by **wendy** » Wed Feb 12, 2014 9:52 am

Negative dimensions are necessarily quantum in nature, and can not be detected from the real world. It is only when one says that this bit is X and this bit is not X, that the bits that are X call down to a 'wessian' (being) of 'X'. This existance happens at a dimension one less than that of points.

Endoanalysis

This was a little experiment done, to determine whether solids really have an existance separate from the surrounding space, or whether they were a device of our creation. The results are quite interesting, because the gulf between 'real densities' (which measure how many times space is occupied), and "integer densities" (which tells us that there are things points and lines etc there), is never breached. Polytopes are devices of our mind, and negative dimensions are what gives them a thing to 'belong' to: a handle.

In the simplest case, one might consider that space has a varying density. We can not directly detect this density, but instead see the divergence of it: that is, we see when it goes from 1 to 0. So we get in maths-speak Out-vector = divergence of density, volume = moment of out-vector.

It is possible to consider for example, nebulus figures, like the gaussian distribution exp{-x^2-y^2-z^2}. Solids have discrete boundaries, where the density jumps by 'integers' from, eg 1 to 0. Things like the pentagram have density jumps from 2 to 1 (the core to the points of the star).

For polytopes, all such jumps occur in a small set of planes. Since the plane contains itself a polytope, we can equate the density on the plane with the transverse out-vector. That is, if the density drops from 2 to 1, the outvector has a strength of 1, and thus the surface-density is also 1. One can then for example, find the density of the pentagon (core = 2, points = 1), the surface is completely unit density.

Because the surface lies in a plane, which is a space of lesser dimension, we can continue the calculations. The density of the edges is 1 all the way to the vertices, and 0 outside the vertices. There is no change of density on the line where the two edges cross at the core, so the "surface" of the line is where on the line, it changes from 1 to 0 (ie at the ends of the points).

Endo-analisys can not tell us that the out-vector is due to one or two or three elements. All it tells us is that eg, the density drops from "2.0" to "1.0". or "1.0" to "0.0".

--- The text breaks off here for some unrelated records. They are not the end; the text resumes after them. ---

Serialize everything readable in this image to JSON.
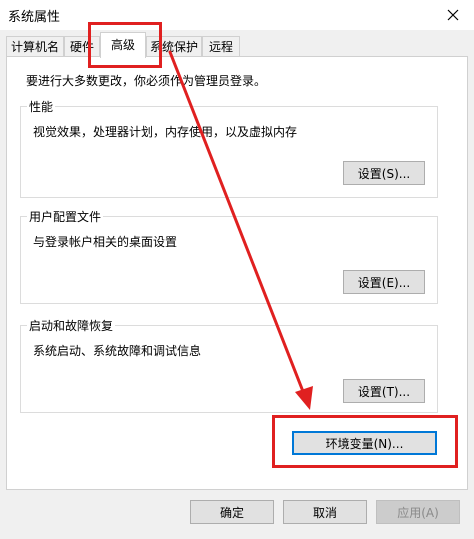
{
  "window": {
    "title": "系统属性"
  },
  "tabs": [
    {
      "label": "计算机名"
    },
    {
      "label": "硬件"
    },
    {
      "label": "高级"
    },
    {
      "label": "系统保护"
    },
    {
      "label": "远程"
    }
  ],
  "notice": "要进行大多数更改，你必须作为管理员登录。",
  "groups": {
    "performance": {
      "label": "性能",
      "desc": "视觉效果，处理器计划，内存使用，以及虚拟内存",
      "button": "设置(S)..."
    },
    "profiles": {
      "label": "用户配置文件",
      "desc": "与登录帐户相关的桌面设置",
      "button": "设置(E)..."
    },
    "startup": {
      "label": "启动和故障恢复",
      "desc": "系统启动、系统故障和调试信息",
      "button": "设置(T)..."
    }
  },
  "env_button": "环境变量(N)...",
  "footer": {
    "ok": "确定",
    "cancel": "取消",
    "apply": "应用(A)"
  },
  "colors": {
    "annotation": "#e02020",
    "focus": "#0078d7"
  },
  "icons": {
    "close": "close-icon"
  }
}
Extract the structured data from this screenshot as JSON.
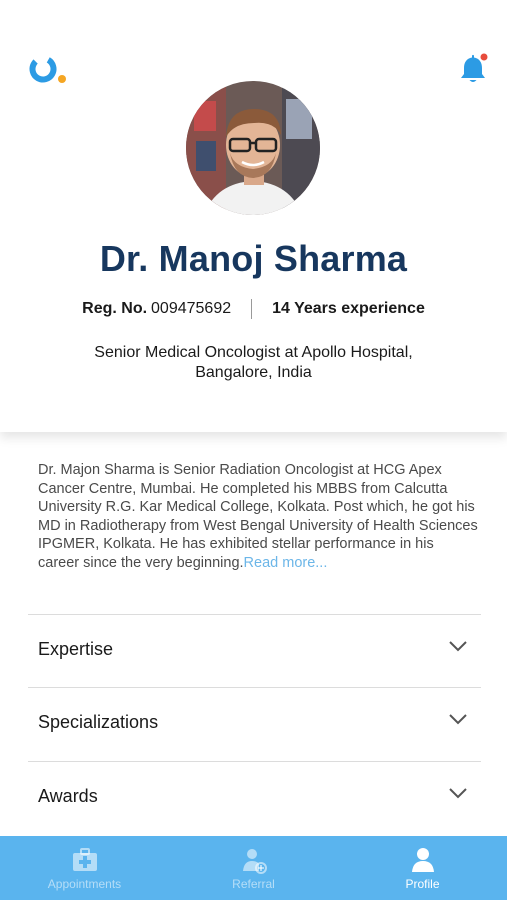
{
  "doctor": {
    "name": "Dr. Manoj Sharma",
    "reg_label": "Reg. No.",
    "reg_value": "009475692",
    "experience": "14 Years experience",
    "designation": "Senior Medical Oncologist at Apollo Hospital, Bangalore, India"
  },
  "bio": {
    "text": "Dr. Majon Sharma is Senior Radiation Oncologist at HCG Apex Cancer Centre, Mumbai. He completed his MBBS from Calcutta University R.G. Kar Medical College, Kolkata. Post which, he got his MD in Radiotherapy from West Bengal University of Health Sciences IPGMER, Kolkata. He has exhibited stellar performance in his career since the very beginning.",
    "read_more": "Read more..."
  },
  "sections": [
    {
      "label": "Expertise",
      "icon": "chevron-down-icon"
    },
    {
      "label": "Specializations",
      "icon": "chevron-down-icon"
    },
    {
      "label": "Awards",
      "icon": "chevron-down-icon"
    }
  ],
  "tabs": [
    {
      "label": "Appointments",
      "icon": "medical-kit-icon",
      "active": false
    },
    {
      "label": "Referral",
      "icon": "add-user-icon",
      "active": false
    },
    {
      "label": "Profile",
      "icon": "user-icon",
      "active": true
    }
  ],
  "header": {
    "logo_icon": "app-logo-icon",
    "notification_icon": "bell-icon",
    "has_unread": true
  },
  "colors": {
    "accent": "#2c9be4",
    "name": "#17375e",
    "link": "#6cb6e8",
    "tabbar": "#5ab4ee",
    "badge": "#e74c3c",
    "logo_dot": "#f5a623"
  }
}
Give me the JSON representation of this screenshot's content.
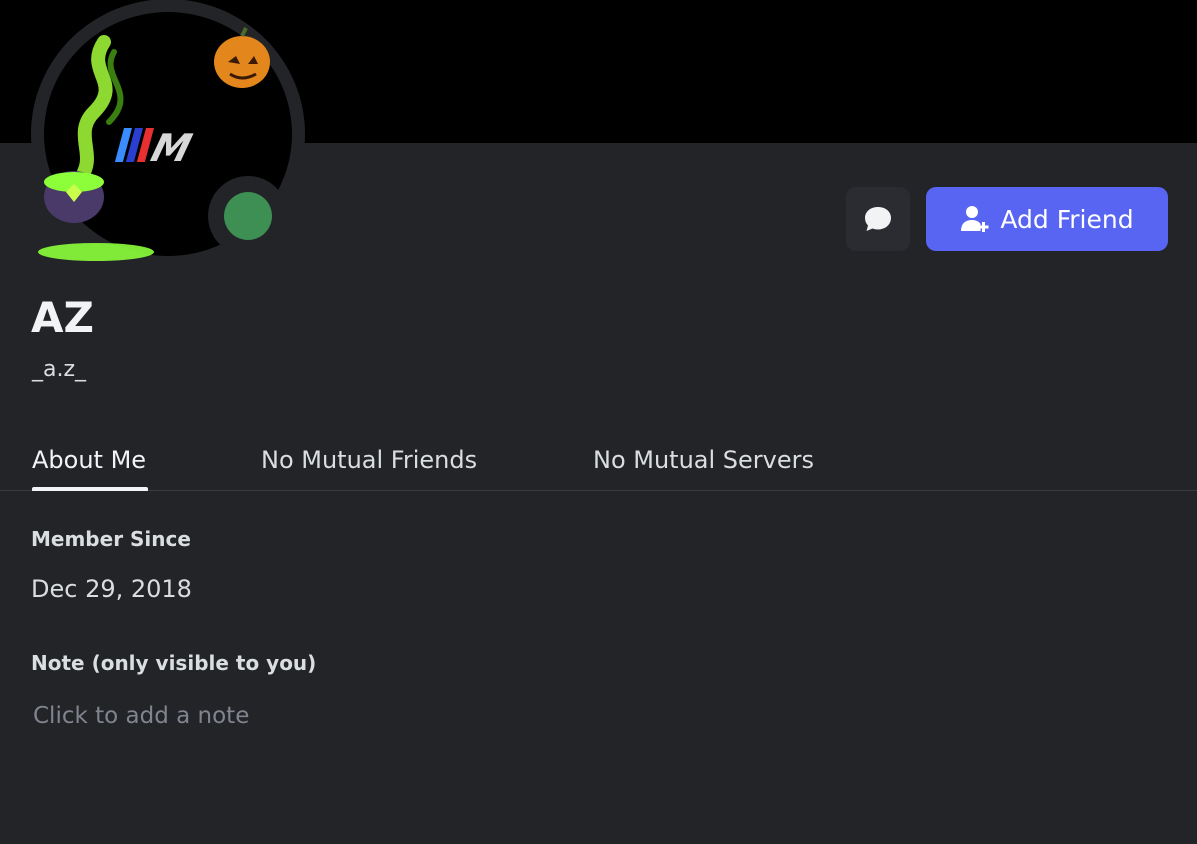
{
  "profile": {
    "display_name": "AZ",
    "username": "_a.z_",
    "status_color": "#43a25a",
    "avatar_logo_text": "M"
  },
  "actions": {
    "message_icon": "chat-bubble-icon",
    "add_friend_label": "Add Friend",
    "add_friend_icon": "add-user-icon",
    "accent_color": "#5865f2"
  },
  "tabs": [
    {
      "label": "About Me",
      "active": true
    },
    {
      "label": "No Mutual Friends",
      "active": false
    },
    {
      "label": "No Mutual Servers",
      "active": false
    }
  ],
  "about": {
    "member_since_heading": "Member Since",
    "member_since_value": "Dec 29, 2018",
    "note_heading": "Note (only visible to you)",
    "note_placeholder": "Click to add a note"
  }
}
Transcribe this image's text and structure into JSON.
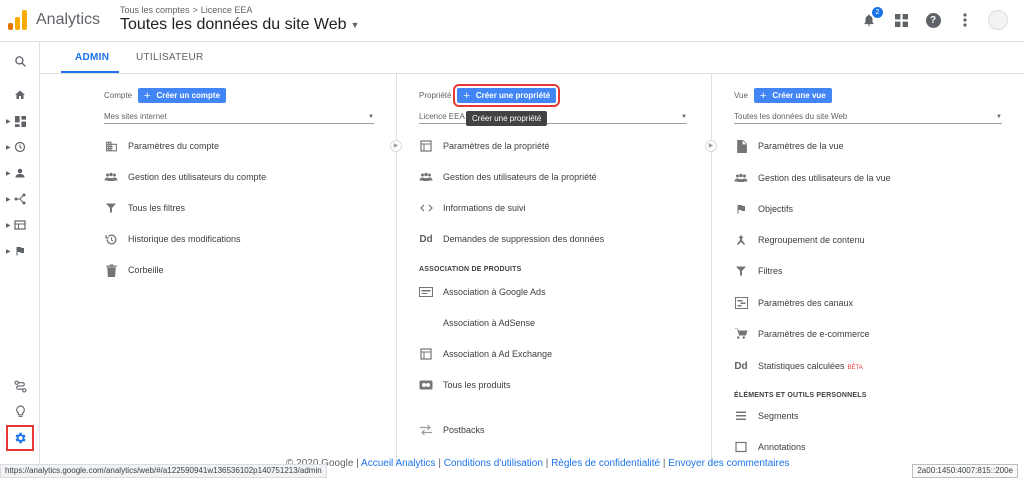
{
  "header": {
    "app_name": "Analytics",
    "breadcrumb_account": "Tous les comptes",
    "breadcrumb_sep": ">",
    "breadcrumb_property": "Licence EEA",
    "view_title": "Toutes les données du site Web",
    "notification_count": "2"
  },
  "tabs": {
    "admin": "ADMIN",
    "user": "UTILISATEUR"
  },
  "account": {
    "label": "Compte",
    "create": "Créer un compte",
    "selected": "Mes sites internet",
    "items": [
      "Paramètres du compte",
      "Gestion des utilisateurs du compte",
      "Tous les filtres",
      "Historique des modifications",
      "Corbeille"
    ]
  },
  "property": {
    "label": "Propriété",
    "create": "Créer une propriété",
    "tooltip": "Créer une propriété",
    "selected": "Licence EEA",
    "items": [
      "Paramètres de la propriété",
      "Gestion des utilisateurs de la propriété",
      "Informations de suivi",
      "Demandes de suppression des données"
    ],
    "products_heading": "ASSOCIATION DE PRODUITS",
    "product_items": [
      "Association à Google Ads",
      "Association à AdSense",
      "Association à Ad Exchange",
      "Tous les produits"
    ],
    "postbacks": "Postbacks",
    "dd_icon": "Dd"
  },
  "view": {
    "label": "Vue",
    "create": "Créer une vue",
    "selected": "Toutes les données du site Web",
    "items": [
      "Paramètres de la vue",
      "Gestion des utilisateurs de la vue",
      "Objectifs",
      "Regroupement de contenu",
      "Filtres",
      "Paramètres des canaux",
      "Paramètres de e-commerce",
      "Statistiques calculées"
    ],
    "beta": "BÊTA",
    "tools_heading": "ÉLÉMENTS ET OUTILS PERSONNELS",
    "tools_items": [
      "Segments",
      "Annotations"
    ],
    "dd_icon": "Dd"
  },
  "footer": {
    "copyright": "© 2020 Google",
    "sep": "|",
    "links": [
      "Accueil Analytics",
      "Conditions d'utilisation",
      "Règles de confidentialité",
      "Envoyer des commentaires"
    ]
  },
  "status_url": "https://analytics.google.com/analytics/web/#/a122590941w136536102p140751213/admin",
  "ip_address": "2a00:1450:4007:815::200e",
  "colors": {
    "accent": "#1a73e8",
    "button": "#4285f4",
    "highlight": "#e53935",
    "logo_orange": "#f9ab00",
    "logo_dark": "#e37400"
  }
}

In order to "create" a pentagon, we need to take a marker and draw points and lines and things. In other words, the decision that "2.0" is the result of one element, (as in the pentagram), or two elements, (eg in the hexagram), is a concious decision which we need to make. Even in the hexagram, we could consider the thing as a single element, with two surfaces. And herein lies the paradox.

A hexagram could be seen as two overlapping triangles or a single thing with a disjoint surface. But depending on what we call it, means that it descends down to two wessians (or nulloids), or one. Where it is two overlapping triangles, there are two separate incidence diagrams, two volumes, and two anti-volumes (or wessians). When it is read as one, there is a single incidence diagram, and a d2 volume and a d2 anti-volume (wessian).

The Empty Set

Norman Johnson posited that it might be an 'empty set'. One can see that there can be several different things, each having its own wessian. This is different to the way the empty set happen. The same empty set exists for all families of sets. Moreover, it is possible for wessians to have different densities, because the wessian acts as an anti-bulk, or dual of the bulk.